Where does all the money come from? In the case of Ben Lucas Boysen you do see him doing a commercial for Mazda and I checked out his website and he does a LOT of commercials so I’m not too surprised he’s minted. But in some of these producer features for proppelerhead and NI you see this guys with fancy apartments in midtown Manhattan or London or Stockholm so they must really be raking it in. Now I do comprehend that maybe some of them are really big in a genre I don’t know, or maybe in their country but some of these places I’ve seen (and I know quite a lot about real estate) are worth a pretty penny and I find it hard to imagine it’s easy to afford these places when you’re not producing a major artist or doing ads for big companies.
So here is my question, the majority of the money these musicians make comes from doing commercials right? My jingle writing teacher in university was loaded so I can imagine that that’s how they are affording all this. Or perhaps ghost producing/writing. I dunno, I just find it hard to believe that album sales in “alternative” music fields yield that much… Just so you know I am referring to NI videos mostly, I’m guessing this Swedish duo are doing a lot of producing for others.
Ok, you can look at some of the top authors sales figures here and to be honest they seem to make more than a lot of people in the corporate world (heck look at the ThemeForest elite… they seem to make more than some CEO’s)
I’d love the insight and I think everyone else here is also interested.
As a side note Canon and Nikon are also incredibly guilty of these types of “features” and commercials. You watch their ads and you think photographers are millionaires and lead fantastic lives. Apple and Samsung do this too…. This is another theory I had though, maybe Ableton, NI and all them lot want to make it look like the producers have a great lifestyle so you buy their product.
This parody outlines my point perfectly:http://www.collegehumor.com/video/6905817/every-tech-commercial
I used to have very similar viewpoint, especially coming from the realms of dnb production back in the late 90s. But I’ve discovered there are indeed highly creative Dubstep producers out there that just don’t get the same limelight that the more mainstream Skrillexes of the world seem to get.
I highly recommend checking this guy below.
Thanks for the fantastic post, Matt. It’s really great seeing what it takes be successful in the industry. The level of detail and hard work this guy puts is amazing and just seeing how hard he works to get where he is really puts things in perspective.

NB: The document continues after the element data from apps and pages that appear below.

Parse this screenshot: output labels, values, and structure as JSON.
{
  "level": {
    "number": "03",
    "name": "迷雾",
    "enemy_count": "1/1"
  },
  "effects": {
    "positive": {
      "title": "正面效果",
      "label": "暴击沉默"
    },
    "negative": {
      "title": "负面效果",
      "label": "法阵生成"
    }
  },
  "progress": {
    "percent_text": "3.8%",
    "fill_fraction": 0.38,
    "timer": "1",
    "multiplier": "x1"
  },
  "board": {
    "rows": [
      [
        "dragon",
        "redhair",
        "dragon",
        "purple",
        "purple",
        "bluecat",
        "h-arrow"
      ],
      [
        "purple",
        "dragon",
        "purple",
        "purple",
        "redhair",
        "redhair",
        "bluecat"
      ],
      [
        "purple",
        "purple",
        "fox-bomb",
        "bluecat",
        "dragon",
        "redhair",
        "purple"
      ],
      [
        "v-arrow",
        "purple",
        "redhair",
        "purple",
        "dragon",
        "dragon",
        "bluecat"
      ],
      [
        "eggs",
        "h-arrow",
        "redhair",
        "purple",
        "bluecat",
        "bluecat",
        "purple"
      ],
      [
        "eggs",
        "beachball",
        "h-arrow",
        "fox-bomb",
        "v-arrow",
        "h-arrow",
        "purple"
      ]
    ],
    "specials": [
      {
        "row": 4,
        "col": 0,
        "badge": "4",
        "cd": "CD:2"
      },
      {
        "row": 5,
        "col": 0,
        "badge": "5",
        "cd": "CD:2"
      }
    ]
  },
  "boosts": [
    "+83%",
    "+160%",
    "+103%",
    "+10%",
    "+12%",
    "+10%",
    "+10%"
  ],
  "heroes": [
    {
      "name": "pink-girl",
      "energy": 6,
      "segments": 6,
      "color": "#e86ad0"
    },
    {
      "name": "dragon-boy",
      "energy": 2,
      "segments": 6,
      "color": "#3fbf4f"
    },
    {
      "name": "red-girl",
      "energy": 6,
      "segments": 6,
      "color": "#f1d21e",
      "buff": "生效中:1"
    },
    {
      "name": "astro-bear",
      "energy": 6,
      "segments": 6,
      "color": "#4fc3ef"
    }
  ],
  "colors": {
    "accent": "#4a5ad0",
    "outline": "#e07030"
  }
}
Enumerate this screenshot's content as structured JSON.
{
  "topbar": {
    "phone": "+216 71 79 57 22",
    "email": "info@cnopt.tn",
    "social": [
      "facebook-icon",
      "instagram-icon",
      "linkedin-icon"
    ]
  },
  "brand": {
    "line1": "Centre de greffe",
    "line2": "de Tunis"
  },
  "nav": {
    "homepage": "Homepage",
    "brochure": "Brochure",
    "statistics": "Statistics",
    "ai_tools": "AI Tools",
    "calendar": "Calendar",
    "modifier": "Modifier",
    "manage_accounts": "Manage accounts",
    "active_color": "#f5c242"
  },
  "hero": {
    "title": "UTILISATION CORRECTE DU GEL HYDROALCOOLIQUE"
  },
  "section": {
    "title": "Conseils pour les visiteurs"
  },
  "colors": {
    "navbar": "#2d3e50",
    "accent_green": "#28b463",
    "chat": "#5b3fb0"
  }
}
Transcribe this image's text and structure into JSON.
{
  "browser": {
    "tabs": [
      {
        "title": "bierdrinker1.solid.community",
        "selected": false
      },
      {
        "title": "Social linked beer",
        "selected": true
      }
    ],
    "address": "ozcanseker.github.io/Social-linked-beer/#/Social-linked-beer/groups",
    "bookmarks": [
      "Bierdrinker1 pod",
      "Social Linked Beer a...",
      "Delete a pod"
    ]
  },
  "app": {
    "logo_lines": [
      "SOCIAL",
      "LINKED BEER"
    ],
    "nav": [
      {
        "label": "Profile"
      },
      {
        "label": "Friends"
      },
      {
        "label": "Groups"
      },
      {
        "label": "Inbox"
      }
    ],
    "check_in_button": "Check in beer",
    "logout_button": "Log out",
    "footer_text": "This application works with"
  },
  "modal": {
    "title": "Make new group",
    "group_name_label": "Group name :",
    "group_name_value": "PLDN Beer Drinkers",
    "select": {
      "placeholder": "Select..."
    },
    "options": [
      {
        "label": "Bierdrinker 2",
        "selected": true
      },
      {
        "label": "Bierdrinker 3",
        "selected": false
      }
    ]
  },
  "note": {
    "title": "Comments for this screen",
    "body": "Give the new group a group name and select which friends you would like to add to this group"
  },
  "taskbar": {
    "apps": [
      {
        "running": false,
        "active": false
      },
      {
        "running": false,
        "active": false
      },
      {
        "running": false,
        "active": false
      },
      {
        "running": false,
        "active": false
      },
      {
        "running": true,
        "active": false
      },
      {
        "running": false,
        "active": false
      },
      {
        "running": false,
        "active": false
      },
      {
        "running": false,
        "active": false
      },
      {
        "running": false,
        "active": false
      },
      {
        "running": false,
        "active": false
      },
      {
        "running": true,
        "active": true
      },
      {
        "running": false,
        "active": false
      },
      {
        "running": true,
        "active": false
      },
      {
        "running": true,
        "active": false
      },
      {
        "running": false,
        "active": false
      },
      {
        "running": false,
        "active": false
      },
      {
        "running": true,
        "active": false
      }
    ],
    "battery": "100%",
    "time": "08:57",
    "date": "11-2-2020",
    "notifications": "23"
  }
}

Would you (or anyone) have links to more videos where you can get an insight into top producer’s work style/ethic?
If you gave me a top of the line PC for FREE, I would immediately sell it and buy a MAC. I made the switch about 5 years ago and I would’t dream of owning a PC again. The day I switched was the last day my computer froze, crashed, gave me the blue screen of death, etc. PC is unreliable, takes way too much to keep them running, and “Plug & Play” was the biggest lie ever told to the public.
For the record I can build PC networks, exchange servers, and more. Wanna know how I got so good on a PC? Because they never work right so you have to know how to fix them.My Mac just works.
+1 Gotta agree there. Even though I do consider myself a gamer my loyalty still stands with mac. Once I got a mac everything changed, the level of efficiency in my work, incredibly few crashes, ease of use. It was incredible. I think the biggest real disadvantage to mac (from a producer’s perspective) is the price point. They are rather expensive so you do find yourself caring for your mac as if it were a child! Not that I disagree with the price though, I feel for the quality you get, it’s well worth it.